* **DATA**:

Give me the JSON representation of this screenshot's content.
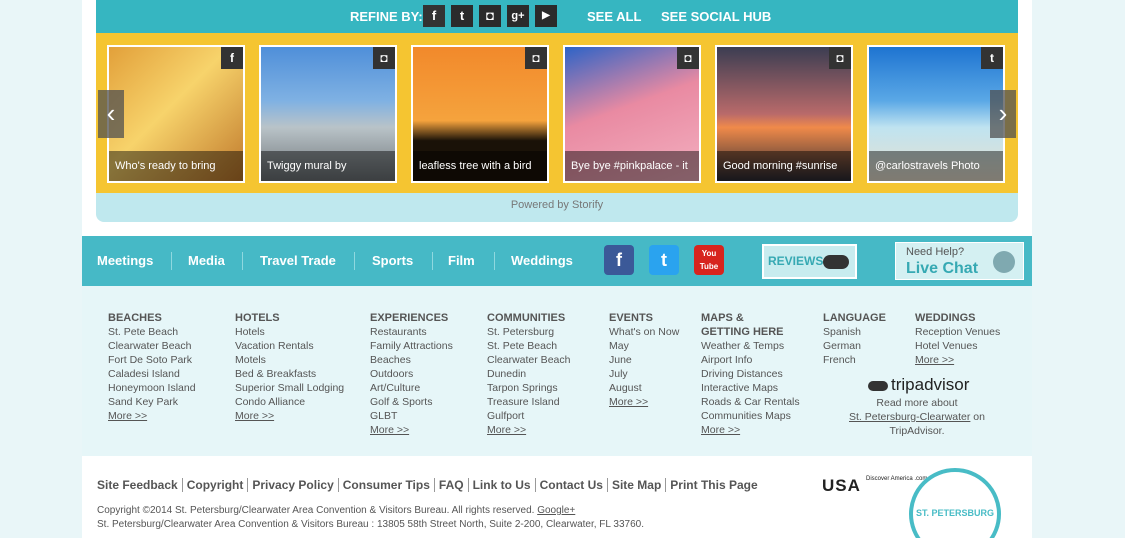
{
  "storify": {
    "refine_label": "REFINE BY:",
    "social_icons": [
      {
        "name": "facebook-icon",
        "glyph": "f"
      },
      {
        "name": "twitter-icon",
        "glyph": "t"
      },
      {
        "name": "instagram-icon",
        "glyph": "◘"
      },
      {
        "name": "google-plus-icon",
        "glyph": "g+"
      },
      {
        "name": "youtube-icon",
        "glyph": "▶"
      }
    ],
    "see_all": "SEE ALL",
    "see_social_hub": "SEE SOCIAL HUB",
    "prev_arrow": "‹",
    "next_arrow": "›",
    "cards": [
      {
        "caption": "Who's ready to bring",
        "badge": "f",
        "source_icon": "facebook-icon",
        "bg": "linear-gradient(135deg,#e2a03a,#f7d36b 45%,#c0792c)"
      },
      {
        "caption": "Twiggy mural by",
        "badge": "◘",
        "source_icon": "instagram-icon",
        "bg": "linear-gradient(180deg,#4f8fd9,#7fb1e3 40%,#b9c3c8 60%,#6d7377)"
      },
      {
        "caption": "leafless tree with a bird",
        "badge": "◘",
        "source_icon": "instagram-icon",
        "bg": "linear-gradient(180deg,#f2892b,#f5a33d 55%,#1a1208 70%)"
      },
      {
        "caption": "Bye bye #pinkpalace - it",
        "badge": "◘",
        "source_icon": "instagram-icon",
        "bg": "linear-gradient(160deg,#2d63c7,#e98aa2 45%,#f3b0c0)"
      },
      {
        "caption": "Good morning #sunrise",
        "badge": "◘",
        "source_icon": "instagram-icon",
        "bg": "linear-gradient(180deg,#3b3d52,#b96a6a 50%,#f08a4a 60%,#2b2a33)"
      },
      {
        "caption": "@carlostravels Photo",
        "badge": "t",
        "source_icon": "twitter-icon",
        "bg": "linear-gradient(180deg,#1e74d1,#5aa8e6 40%,#bfe3f0 60%,#e8e1cf)"
      }
    ],
    "powered_by": "Powered by Storify"
  },
  "nav": {
    "items": [
      "Meetings",
      "Media",
      "Travel Trade",
      "Sports",
      "Film",
      "Weddings"
    ],
    "reviews": "REVIEWS",
    "help_small": "Need Help?",
    "help_big": "Live Chat",
    "social": [
      {
        "name": "facebook-icon",
        "glyph": "f",
        "color": "#3b5998"
      },
      {
        "name": "twitter-icon",
        "glyph": "t",
        "color": "#2aa3ef"
      },
      {
        "name": "youtube-icon",
        "glyph": "You Tube",
        "color": "#d7241e"
      }
    ]
  },
  "sitemap": {
    "columns": [
      {
        "title": [
          "BEACHES"
        ],
        "items": [
          "St. Pete Beach",
          "Clearwater Beach",
          "Fort De Soto Park",
          "Caladesi Island",
          "Honeymoon Island",
          "Sand Key Park"
        ],
        "more": "More >>"
      },
      {
        "title": [
          "HOTELS"
        ],
        "items": [
          "Hotels",
          "Vacation Rentals",
          "Motels",
          "Bed & Breakfasts",
          "Superior Small Lodging",
          "Condo Alliance"
        ],
        "more": "More >>"
      },
      {
        "title": [
          "EXPERIENCES"
        ],
        "items": [
          "Restaurants",
          "Family Attractions",
          "Beaches",
          "Outdoors",
          "Art/Culture",
          "Golf & Sports",
          "GLBT"
        ],
        "more": "More >>"
      },
      {
        "title": [
          "COMMUNITIES"
        ],
        "items": [
          "St. Petersburg",
          "St. Pete Beach",
          "Clearwater Beach",
          "Dunedin",
          "Tarpon Springs",
          "Treasure Island",
          "Gulfport"
        ],
        "more": "More >>"
      },
      {
        "title": [
          "EVENTS"
        ],
        "items": [
          "What's on Now",
          "May",
          "June",
          "July",
          "August"
        ],
        "more": "More >>"
      },
      {
        "title": [
          "MAPS &",
          "GETTING HERE"
        ],
        "items": [
          "Weather & Temps",
          "Airport Info",
          "Driving Distances",
          "Interactive Maps",
          "Roads & Car Rentals",
          "Communities Maps"
        ],
        "more": "More >>"
      },
      {
        "title": [
          "LANGUAGE"
        ],
        "items": [
          "Spanish",
          "German",
          "French"
        ],
        "more": ""
      },
      {
        "title": [
          "WEDDINGS"
        ],
        "items": [
          "Reception Venues",
          "Hotel Venues"
        ],
        "more": "More >>"
      }
    ],
    "tripadvisor": {
      "logo": "tripadvisor",
      "read_more": "Read more about",
      "link": "St. Petersburg-Clearwater",
      "suffix": " on TripAdvisor."
    }
  },
  "footer": {
    "links": [
      "Site Feedback",
      "Copyright",
      "Privacy Policy",
      "Consumer Tips",
      "FAQ",
      "Link to Us",
      "Contact Us",
      "Site Map",
      "Print This Page"
    ],
    "copyright": "Copyright ©2014 St. Petersburg/Clearwater Area Convention & Visitors Bureau. All rights reserved.",
    "google_plus": "Google+",
    "address": "St. Petersburg/Clearwater Area Convention & Visitors Bureau : 13805 58th Street North, Suite 2-200, Clearwater, FL 33760.",
    "usa_logo": "USA",
    "discover": "Discover America .com",
    "seal_text": "ST. PETERSBURG"
  }
}
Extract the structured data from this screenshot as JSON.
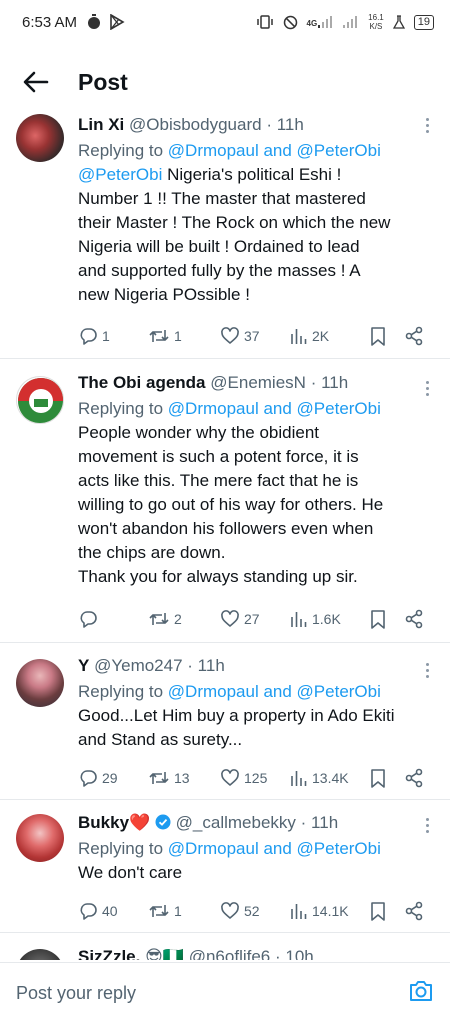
{
  "status_bar": {
    "time": "6:53 AM",
    "net_speed_top": "16.1",
    "net_speed_bottom": "K/S",
    "battery": "19",
    "signal": "4G"
  },
  "header": {
    "title": "Post"
  },
  "tweets": [
    {
      "name": "Lin Xi",
      "handle": "@Obisbodyguard",
      "time": "· 11h",
      "reply_prefix": "Replying to ",
      "reply_targets": "@Drmopaul and @PeterObi",
      "text_lines": [
        "@PeterObi Nigeria's political Eshi !",
        "Number 1 !! The master that mastered",
        "their Master ! The Rock on which the new",
        "Nigeria will be built ! Ordained to lead",
        "and supported fully by the masses ! A",
        "new Nigeria POssible !"
      ],
      "first_mention": "@PeterObi",
      "replies": "1",
      "retweets": "1",
      "likes": "37",
      "views": "2K"
    },
    {
      "name": "The Obi agenda",
      "handle": "@EnemiesN",
      "time": "· 11h",
      "reply_prefix": "Replying to ",
      "reply_targets": "@Drmopaul and @PeterObi",
      "text_lines": [
        "People wonder why the obidient",
        "movement is such a potent force, it is",
        "acts like this. The mere fact that he is",
        "willing to go out of his way for others. He",
        "won't abandon his followers even when",
        "the chips are down.",
        "Thank you for always standing up sir."
      ],
      "replies": "",
      "retweets": "2",
      "likes": "27",
      "views": "1.6K"
    },
    {
      "name": "Y",
      "handle": "@Yemo247",
      "time": "· 11h",
      "reply_prefix": "Replying to ",
      "reply_targets": "@Drmopaul and @PeterObi",
      "text_lines": [
        "Good...Let Him buy a property in Ado Ekiti",
        "and Stand as surety..."
      ],
      "replies": "29",
      "retweets": "13",
      "likes": "125",
      "views": "13.4K"
    },
    {
      "name": "Bukky",
      "heart_emoji": "❤️",
      "handle": "@_callmebekky",
      "time": "· 11h",
      "reply_prefix": "Replying to ",
      "reply_targets": "@Drmopaul and @PeterObi",
      "text_lines": [
        "We don't care"
      ],
      "replies": "40",
      "retweets": "1",
      "likes": "52",
      "views": "14.1K"
    },
    {
      "name": "SizZzle.",
      "emojis": "😎🇳🇬",
      "handle": "@n6oflife6",
      "time": "· 10h"
    }
  ],
  "reply_bar": {
    "placeholder": "Post your reply"
  },
  "colors": {
    "accent": "#1d9bf0",
    "text": "#0f1419",
    "secondary": "#536471",
    "divider": "#e6e9ec"
  },
  "icons": [
    "back-arrow-icon",
    "reply-icon",
    "retweet-icon",
    "like-icon",
    "views-icon",
    "bookmark-icon",
    "share-icon",
    "more-icon",
    "camera-icon",
    "verified-badge-icon"
  ]
}
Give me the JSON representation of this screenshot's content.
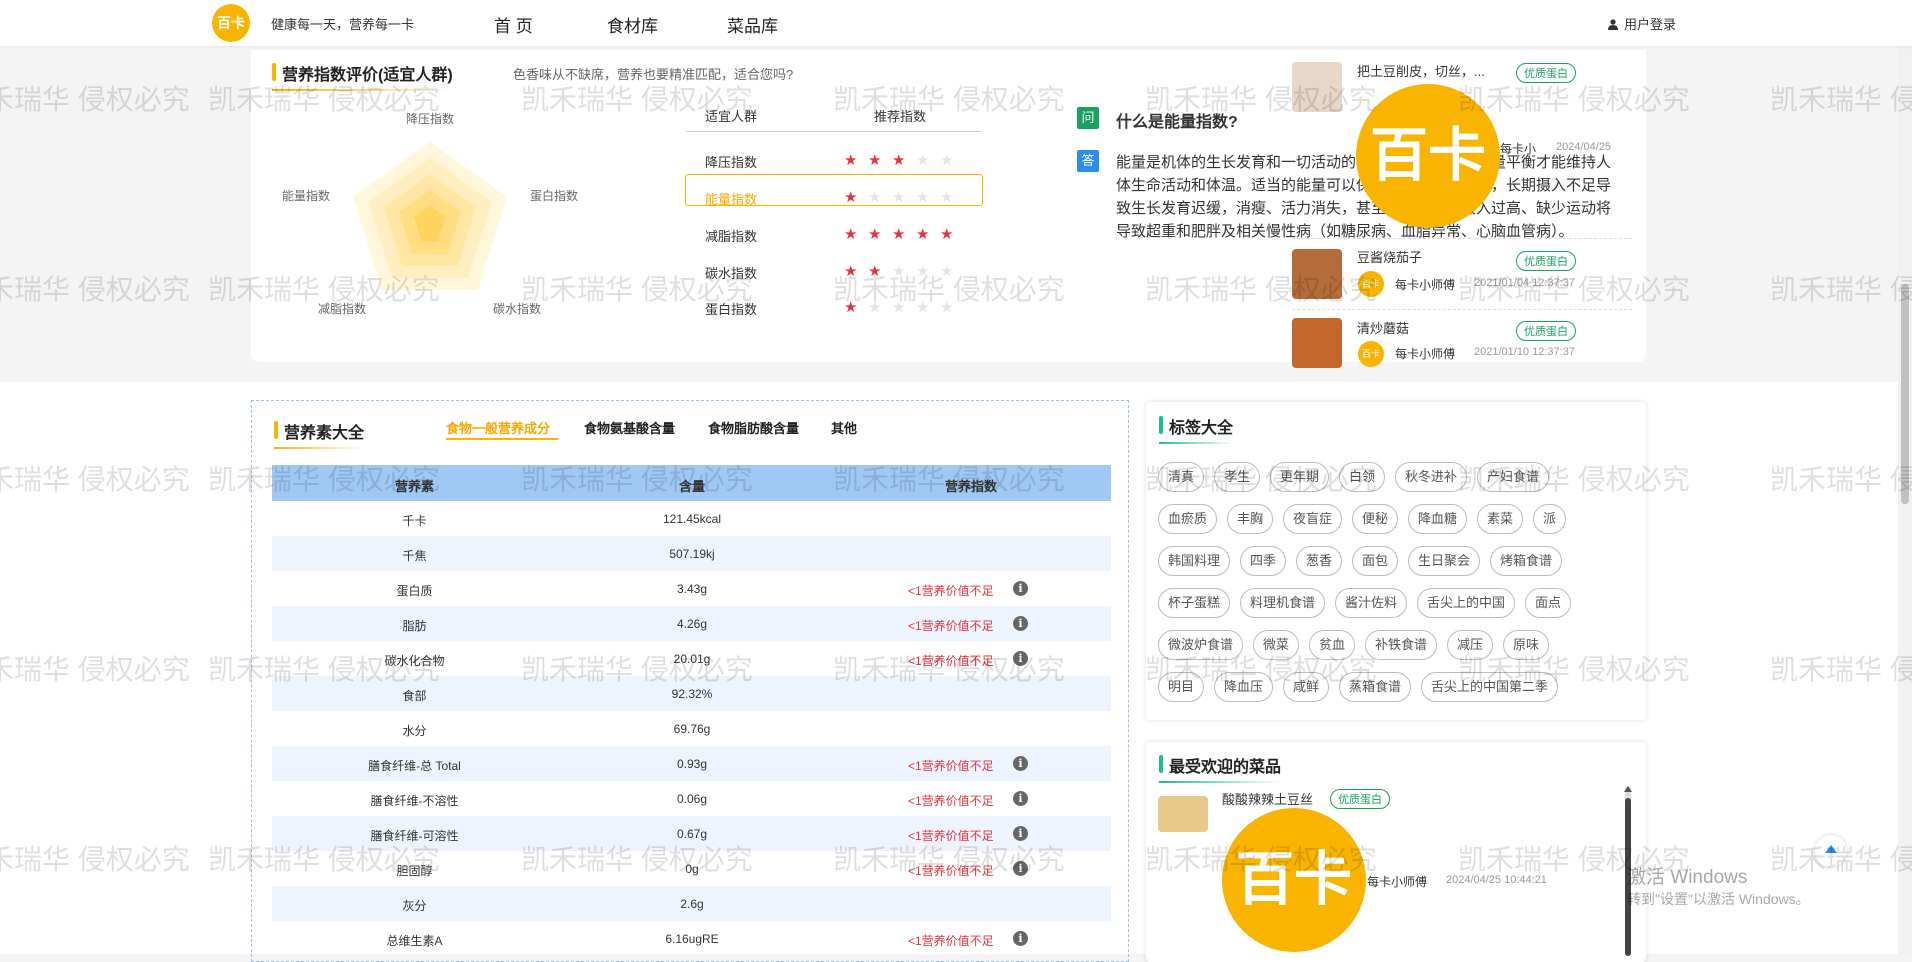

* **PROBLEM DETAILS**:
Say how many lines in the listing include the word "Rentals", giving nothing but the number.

* **REPLY**:
2